Set the whole listing down again, word for word, with no pictures.

>>>>>

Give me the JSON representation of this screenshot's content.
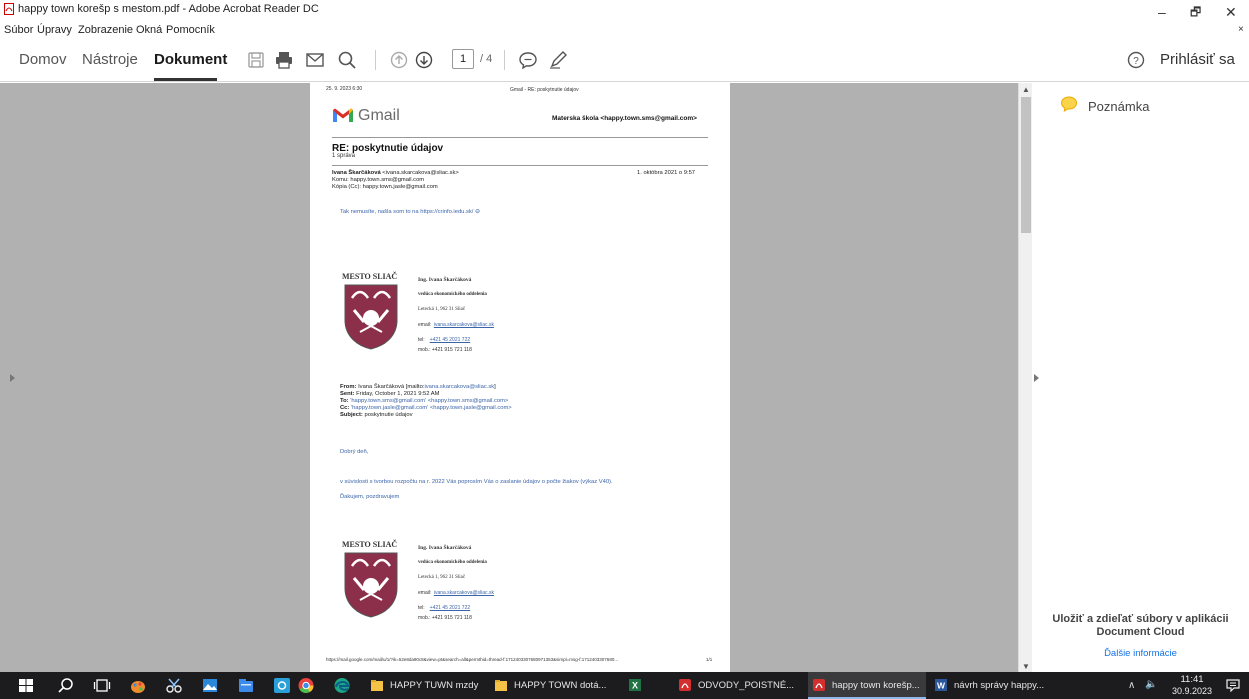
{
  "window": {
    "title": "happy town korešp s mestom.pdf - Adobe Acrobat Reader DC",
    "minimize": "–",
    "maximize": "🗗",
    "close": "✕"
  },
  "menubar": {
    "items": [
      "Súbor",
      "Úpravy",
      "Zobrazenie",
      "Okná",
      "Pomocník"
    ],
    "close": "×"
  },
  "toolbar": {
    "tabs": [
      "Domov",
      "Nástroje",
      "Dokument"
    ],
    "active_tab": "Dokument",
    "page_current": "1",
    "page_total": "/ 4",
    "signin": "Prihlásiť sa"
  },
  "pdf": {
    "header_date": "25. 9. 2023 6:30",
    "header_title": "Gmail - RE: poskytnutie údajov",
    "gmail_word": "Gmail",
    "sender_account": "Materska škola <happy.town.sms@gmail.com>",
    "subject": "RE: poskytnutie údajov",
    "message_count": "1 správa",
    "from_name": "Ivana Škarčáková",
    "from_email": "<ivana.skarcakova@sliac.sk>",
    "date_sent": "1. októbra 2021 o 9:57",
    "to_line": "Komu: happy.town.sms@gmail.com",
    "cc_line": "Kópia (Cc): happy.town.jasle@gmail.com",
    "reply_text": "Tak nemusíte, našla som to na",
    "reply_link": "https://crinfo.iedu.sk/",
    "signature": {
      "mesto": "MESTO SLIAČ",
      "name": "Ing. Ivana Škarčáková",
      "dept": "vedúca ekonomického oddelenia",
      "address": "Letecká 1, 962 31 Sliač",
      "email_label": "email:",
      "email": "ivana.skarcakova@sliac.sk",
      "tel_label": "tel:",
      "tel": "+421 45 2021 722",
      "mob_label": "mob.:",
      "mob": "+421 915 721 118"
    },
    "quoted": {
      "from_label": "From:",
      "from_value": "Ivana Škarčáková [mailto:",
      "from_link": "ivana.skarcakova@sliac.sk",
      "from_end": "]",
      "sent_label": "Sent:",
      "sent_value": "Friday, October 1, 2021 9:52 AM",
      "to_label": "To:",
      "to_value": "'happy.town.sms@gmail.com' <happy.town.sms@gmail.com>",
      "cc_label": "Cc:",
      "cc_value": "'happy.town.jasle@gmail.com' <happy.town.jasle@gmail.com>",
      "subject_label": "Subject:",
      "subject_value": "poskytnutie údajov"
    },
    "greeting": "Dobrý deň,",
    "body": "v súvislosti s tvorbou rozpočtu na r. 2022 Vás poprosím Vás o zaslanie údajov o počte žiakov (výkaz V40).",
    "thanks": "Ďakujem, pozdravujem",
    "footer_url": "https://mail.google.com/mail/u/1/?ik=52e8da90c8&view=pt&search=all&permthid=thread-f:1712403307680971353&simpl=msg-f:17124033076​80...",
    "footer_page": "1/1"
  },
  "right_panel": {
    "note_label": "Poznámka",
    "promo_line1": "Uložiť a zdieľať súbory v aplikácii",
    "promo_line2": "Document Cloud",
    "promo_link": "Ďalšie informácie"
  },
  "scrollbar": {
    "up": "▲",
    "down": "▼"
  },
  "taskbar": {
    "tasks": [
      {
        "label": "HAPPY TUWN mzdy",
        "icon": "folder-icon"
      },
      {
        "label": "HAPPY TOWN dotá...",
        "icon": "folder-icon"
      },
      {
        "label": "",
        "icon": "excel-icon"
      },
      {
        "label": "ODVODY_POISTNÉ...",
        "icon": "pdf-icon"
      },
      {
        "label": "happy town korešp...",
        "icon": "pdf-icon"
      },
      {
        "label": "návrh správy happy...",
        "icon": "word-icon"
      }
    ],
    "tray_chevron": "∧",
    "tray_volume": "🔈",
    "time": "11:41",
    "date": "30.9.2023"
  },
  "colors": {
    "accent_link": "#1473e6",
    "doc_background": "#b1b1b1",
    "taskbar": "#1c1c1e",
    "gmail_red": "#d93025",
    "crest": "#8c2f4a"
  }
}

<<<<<

▶ _Answer section_:
Give me the JSON representation of this screenshot's content.
{
  "window": {
    "title": "happy town korešp s mestom.pdf - Adobe Acrobat Reader DC",
    "minimize": "–",
    "maximize": "🗗",
    "close": "✕"
  },
  "menubar": {
    "items": [
      "Súbor",
      "Úpravy",
      "Zobrazenie",
      "Okná",
      "Pomocník"
    ],
    "close": "×"
  },
  "toolbar": {
    "tabs": [
      "Domov",
      "Nástroje",
      "Dokument"
    ],
    "active_tab": "Dokument",
    "page_current": "1",
    "page_total": "/ 4",
    "signin": "Prihlásiť sa"
  },
  "pdf": {
    "header_date": "25. 9. 2023 6:30",
    "header_title": "Gmail - RE: poskytnutie údajov",
    "gmail_word": "Gmail",
    "sender_account": "Materska škola <happy.town.sms@gmail.com>",
    "subject": "RE: poskytnutie údajov",
    "message_count": "1 správa",
    "from_name": "Ivana Škarčáková",
    "from_email": "<ivana.skarcakova@sliac.sk>",
    "date_sent": "1. októbra 2021 o 9:57",
    "to_line": "Komu: happy.town.sms@gmail.com",
    "cc_line": "Kópia (Cc): happy.town.jasle@gmail.com",
    "reply_text": "Tak nemusíte, našla som to na",
    "reply_link": "https://crinfo.iedu.sk/",
    "signature": {
      "mesto": "MESTO SLIAČ",
      "name": "Ing. Ivana Škarčáková",
      "dept": "vedúca ekonomického oddelenia",
      "address": "Letecká 1, 962 31 Sliač",
      "email_label": "email:",
      "email": "ivana.skarcakova@sliac.sk",
      "tel_label": "tel:",
      "tel": "+421 45 2021 722",
      "mob_label": "mob.:",
      "mob": "+421 915 721 118"
    },
    "quoted": {
      "from_label": "From:",
      "from_value": "Ivana Škarčáková [mailto:",
      "from_link": "ivana.skarcakova@sliac.sk",
      "from_end": "]",
      "sent_label": "Sent:",
      "sent_value": "Friday, October 1, 2021 9:52 AM",
      "to_label": "To:",
      "to_value": "'happy.town.sms@gmail.com' <happy.town.sms@gmail.com>",
      "cc_label": "Cc:",
      "cc_value": "'happy.town.jasle@gmail.com' <happy.town.jasle@gmail.com>",
      "subject_label": "Subject:",
      "subject_value": "poskytnutie údajov"
    },
    "greeting": "Dobrý deň,",
    "body": "v súvislosti s tvorbou rozpočtu na r. 2022 Vás poprosím Vás o zaslanie údajov o počte žiakov (výkaz V40).",
    "thanks": "Ďakujem, pozdravujem",
    "footer_url": "https://mail.google.com/mail/u/1/?ik=52e8da90c8&view=pt&search=all&permthid=thread-f:1712403307680971353&simpl=msg-f:17124033076​80...",
    "footer_page": "1/1"
  },
  "right_panel": {
    "note_label": "Poznámka",
    "promo_line1": "Uložiť a zdieľať súbory v aplikácii",
    "promo_line2": "Document Cloud",
    "promo_link": "Ďalšie informácie"
  },
  "scrollbar": {
    "up": "▲",
    "down": "▼"
  },
  "taskbar": {
    "tasks": [
      {
        "label": "HAPPY TUWN mzdy",
        "icon": "folder-icon"
      },
      {
        "label": "HAPPY TOWN dotá...",
        "icon": "folder-icon"
      },
      {
        "label": "",
        "icon": "excel-icon"
      },
      {
        "label": "ODVODY_POISTNÉ...",
        "icon": "pdf-icon"
      },
      {
        "label": "happy town korešp...",
        "icon": "pdf-icon"
      },
      {
        "label": "návrh správy happy...",
        "icon": "word-icon"
      }
    ],
    "tray_chevron": "∧",
    "tray_volume": "🔈",
    "time": "11:41",
    "date": "30.9.2023"
  },
  "colors": {
    "accent_link": "#1473e6",
    "doc_background": "#b1b1b1",
    "taskbar": "#1c1c1e",
    "gmail_red": "#d93025",
    "crest": "#8c2f4a"
  }
}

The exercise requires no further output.